In London, Food is About Tasting Good — and the Greater Good

Coffee

Food can make a difference, hence the concept of “comfort food.” But what if beyond feeding guests’ emotional and physical needs, the food serves a higher purpose and contributes to the greater good (of humanity, the animal kingdom, or any of a host of other causes)? That’s exactly what some of London’s restaurants are aiming for.

The Chinese proverb “Give a man a fish and you feed him for a day. Teach a man to fish and you feed him for a lifetime” could not be more true or demonstrated better than at London’s Old Spike Roastery, where homelessness is being tackled with coffee and a kick. Here, the homeless actually learn coffee roasting and barista skills.

Cafés With Heart

"The inspiration behind it came after one of the co-founders visited a café run by deaf and blind women in Vietnam. He realized it was possible to start a business that had a clear social mission to help vulnerable members of the community," Richard Robinson, one of Old Spike Roastery’s co-founders, explained to Foodism. "As homelessness has been steadily rising, it felt like an obvious sector to focus our attention on. Coffee felt like a great area to use as the foundation of our business, not least because of the amazing growth it has seen in recent years."

The Dragon Café is the UK’s first restaurant dedicated to the mentally ill — touted as an establishment where everyone can feel “safe” to be themselves. Mental health advocate Sarah Wheeler founded Dragon Café after having a psychotic break of her own years earlier.

"During those three years [of her psychotic episode] I spent a lot of time in cafés and pubs. They were, in effect, my drop-in centres, where I could exist incognito," Wheeler told Foodism. "They were places I could go to be on my own but with people, to have some nourishing food and somehow feel incrementally better."

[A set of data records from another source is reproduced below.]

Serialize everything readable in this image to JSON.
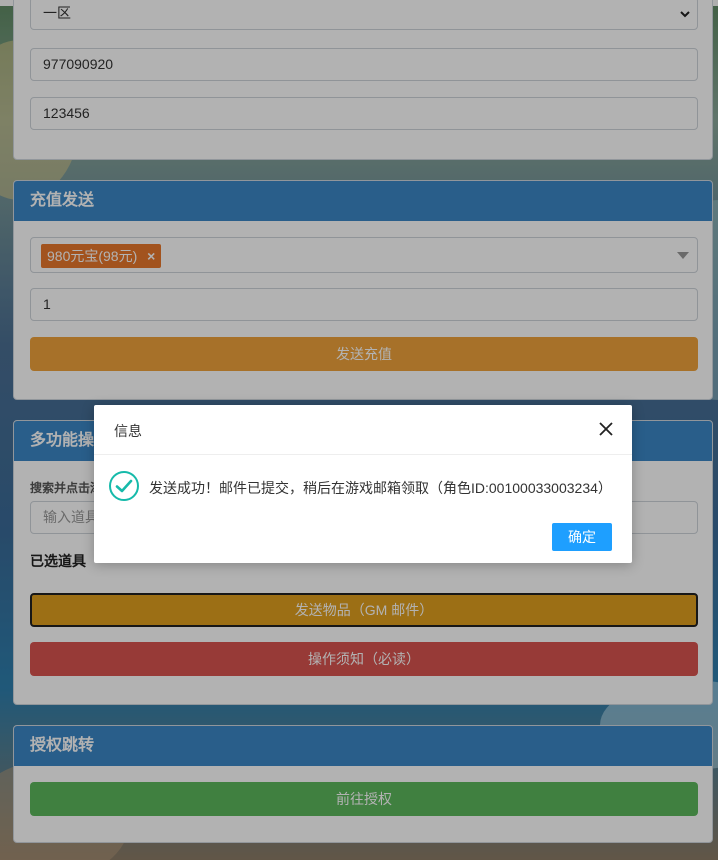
{
  "login": {
    "server_select": "一区",
    "role_id": "977090920",
    "password": "123456"
  },
  "recharge": {
    "title": "充值发送",
    "selected_tag": "980元宝(98元)",
    "tag_remove": "×",
    "quantity": "1",
    "send_button": "发送充值"
  },
  "multi": {
    "title": "多功能操",
    "search_label": "搜索并点击添",
    "search_placeholder": "输入道具",
    "selected_label": "已选道具",
    "send_items_button": "发送物品（GM 邮件）",
    "notice_button": "操作须知（必读）"
  },
  "auth": {
    "title": "授权跳转",
    "goto_button": "前往授权"
  },
  "dialog": {
    "title": "信息",
    "message": "发送成功！邮件已提交，稍后在游戏邮箱领取（角色ID:00100033003234）",
    "ok_button": "确定"
  },
  "colors": {
    "header_blue": "#3b87c6",
    "orange_button": "#f0a33c",
    "tag_orange": "#e8782c",
    "gold_button": "#e0a01f",
    "red_button": "#d9534f",
    "green_button": "#5cb85c",
    "dialog_ok": "#1e9fff",
    "success_icon": "#16baaa"
  },
  "icons": {
    "close": "close-icon",
    "success": "check-circle-icon",
    "dropdown": "chevron-down-icon"
  }
}
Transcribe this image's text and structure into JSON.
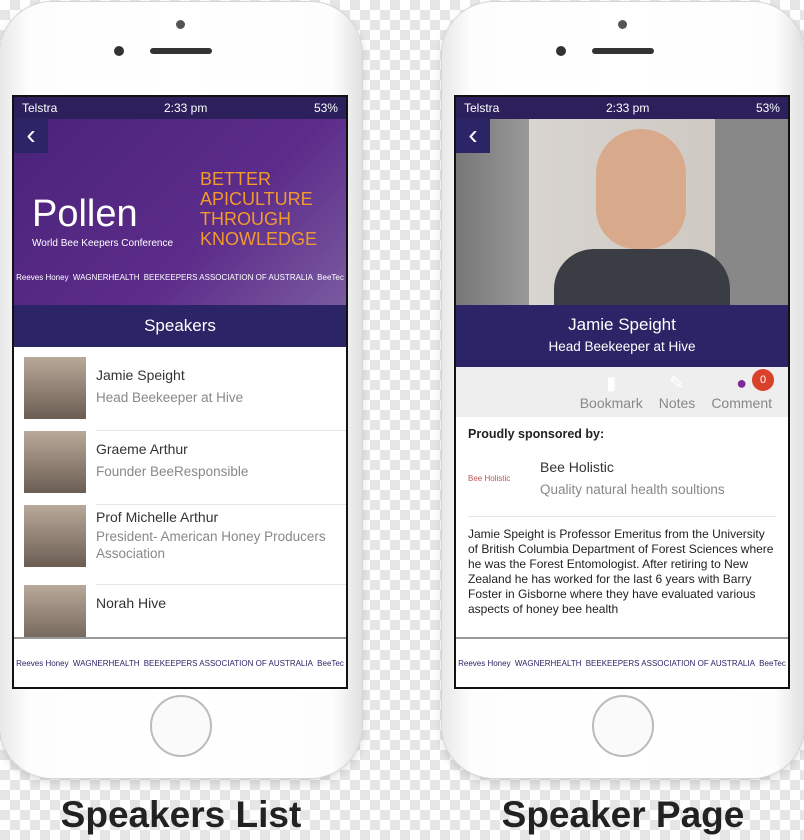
{
  "status": {
    "carrier": "Telstra",
    "time": "2:33 pm",
    "battery": "53%"
  },
  "sponsor_logos": [
    "Reeves Honey",
    "WAGNERHEALTH",
    "BEEKEEPERS ASSOCIATION OF AUSTRALIA",
    "BeeTec"
  ],
  "list_screen": {
    "brand": "Pollen",
    "brand_sub": "World Bee Keepers Conference",
    "tagline": [
      "BETTER",
      "APICULTURE",
      "THROUGH",
      "KNOWLEDGE"
    ],
    "title": "Speakers",
    "speakers": [
      {
        "name": "Jamie Speight",
        "role": "Head Beekeeper at Hive"
      },
      {
        "name": "Graeme Arthur",
        "role": "Founder BeeResponsible"
      },
      {
        "name": "Prof Michelle Arthur",
        "role": " President- American Honey Producers Association"
      },
      {
        "name": "Norah Hive",
        "role": ""
      }
    ]
  },
  "speaker_screen": {
    "name": "Jamie Speight",
    "role": "Head Beekeeper at Hive",
    "actions": {
      "bookmark": "Bookmark",
      "notes": "Notes",
      "comment": "Comment",
      "comment_count": "0"
    },
    "sponsored_label": "Proudly sponsored by:",
    "sponsor_logo": "Bee Holistic",
    "sponsor_name": "Bee Holistic",
    "sponsor_desc": "Quality natural health soultions",
    "bio": "Jamie Speight is Professor Emeritus from the University of British Columbia Department of Forest Sciences where he was the Forest Entomologist. After retiring to New Zealand he has worked for the last 6 years with Barry Foster in Gisborne where they have evaluated various aspects of honey bee health"
  },
  "captions": [
    "Speakers List",
    "Speaker Page"
  ],
  "colors": {
    "header": "#2b2466",
    "tagline": "#f39a2c",
    "badge": "#d9412a"
  }
}
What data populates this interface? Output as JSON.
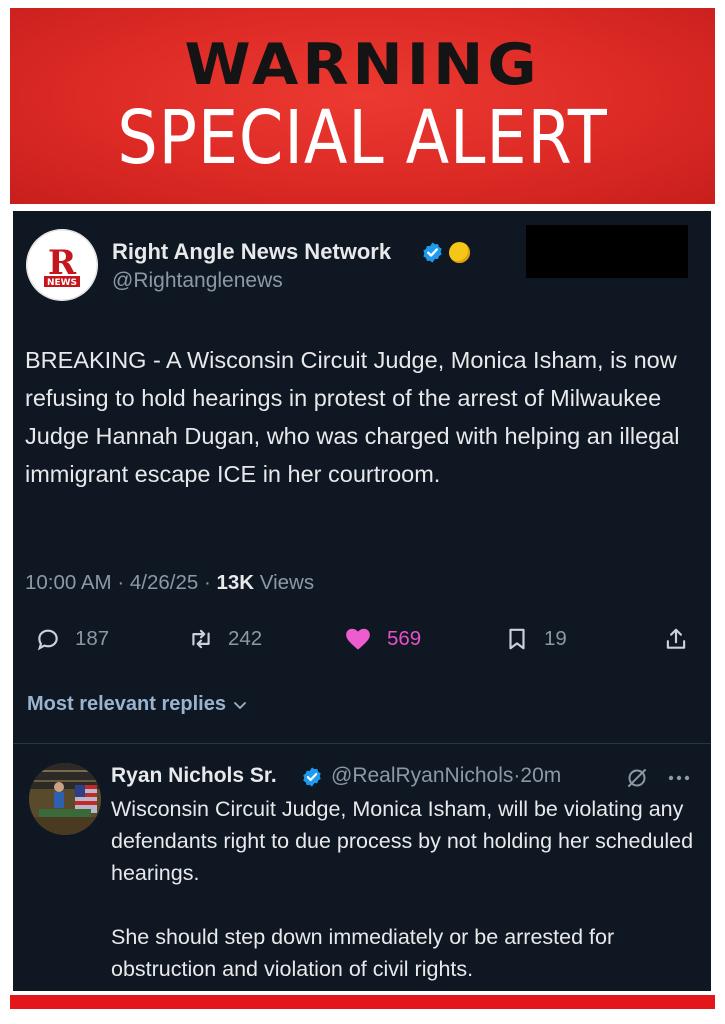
{
  "banner": {
    "warning": "WARNING",
    "alert": "SPECIAL ALERT"
  },
  "tweet": {
    "author_name": "Right Angle News Network",
    "handle": "@Rightanglenews",
    "avatar_text": "NEWS",
    "avatar_letter": "R",
    "text": "BREAKING - A Wisconsin Circuit Judge, Monica Isham, is now refusing to hold hearings in protest of the arrest of Milwaukee Judge Hannah Dugan, who was charged with helping an illegal immigrant escape ICE in her courtroom.",
    "time": "10:00 AM",
    "date": "4/26/25",
    "views_count": "13K",
    "views_label": "Views",
    "actions": {
      "replies": "187",
      "reposts": "242",
      "likes": "569",
      "bookmarks": "19"
    },
    "colors": {
      "background": "#0f1722",
      "verified": "#1d9bf0",
      "like": "#f91880",
      "gold_badge": "#f5c518"
    }
  },
  "replies_filter": {
    "label": "Most relevant replies"
  },
  "reply": {
    "name": "Ryan Nichols Sr.",
    "handle": "@RealRyanNichols",
    "time": "20m",
    "text": "Wisconsin Circuit Judge, Monica Isham, will be violating any defendants right to due process by not holding her scheduled hearings.\n\nShe should step down immediately or be arrested for obstruction and violation of civil rights."
  },
  "icons": [
    "verified-icon",
    "gold-badge-icon",
    "reply-icon",
    "repost-icon",
    "like-icon",
    "bookmark-icon",
    "share-icon",
    "chevron-down-icon",
    "grok-icon",
    "more-icon"
  ]
}
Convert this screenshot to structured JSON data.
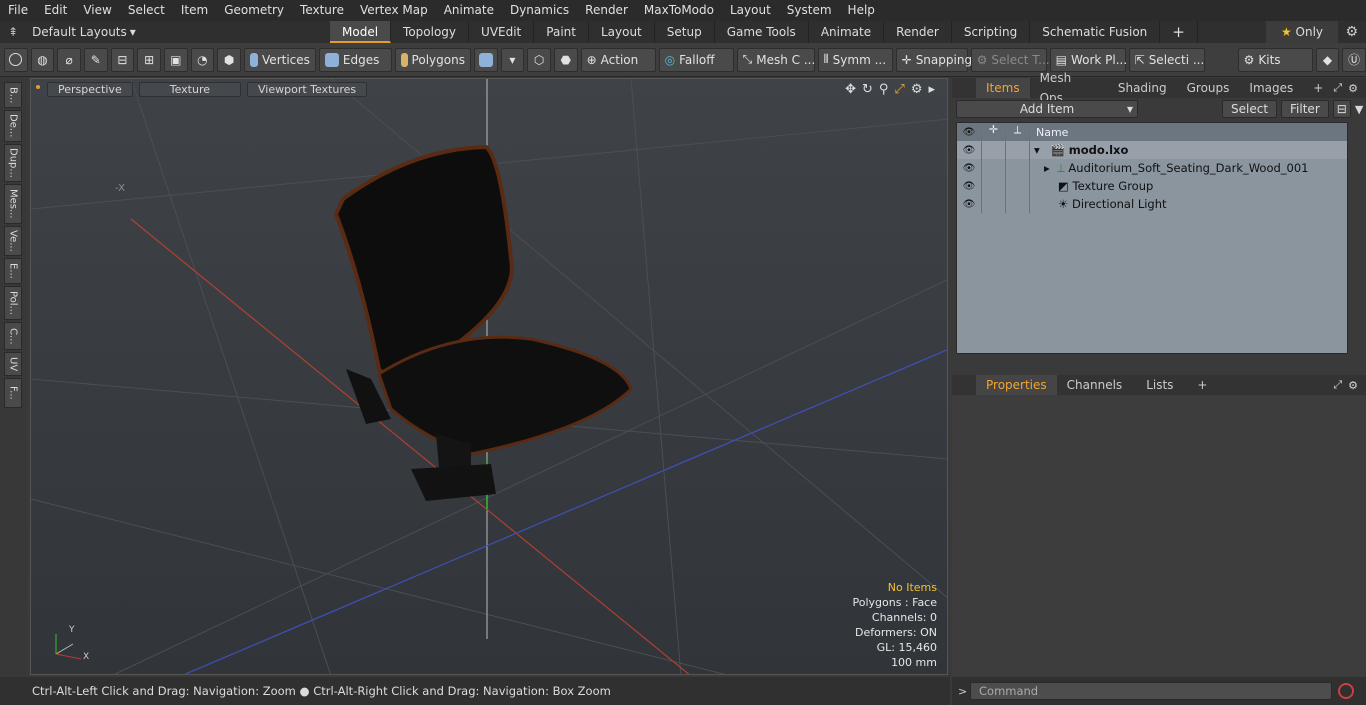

The Dragon Café is being hailed by local services as a “care model,” and the consensus by visitors is that the Dragon Café is a first-rate operation — from the freshness and nutritional value of the food (vegetarian, not only for the health benefits, but to keep costs down) to the plates and cutlery laid out on the tables (no plastic utensils here), all of which can affect mental well-being. Read more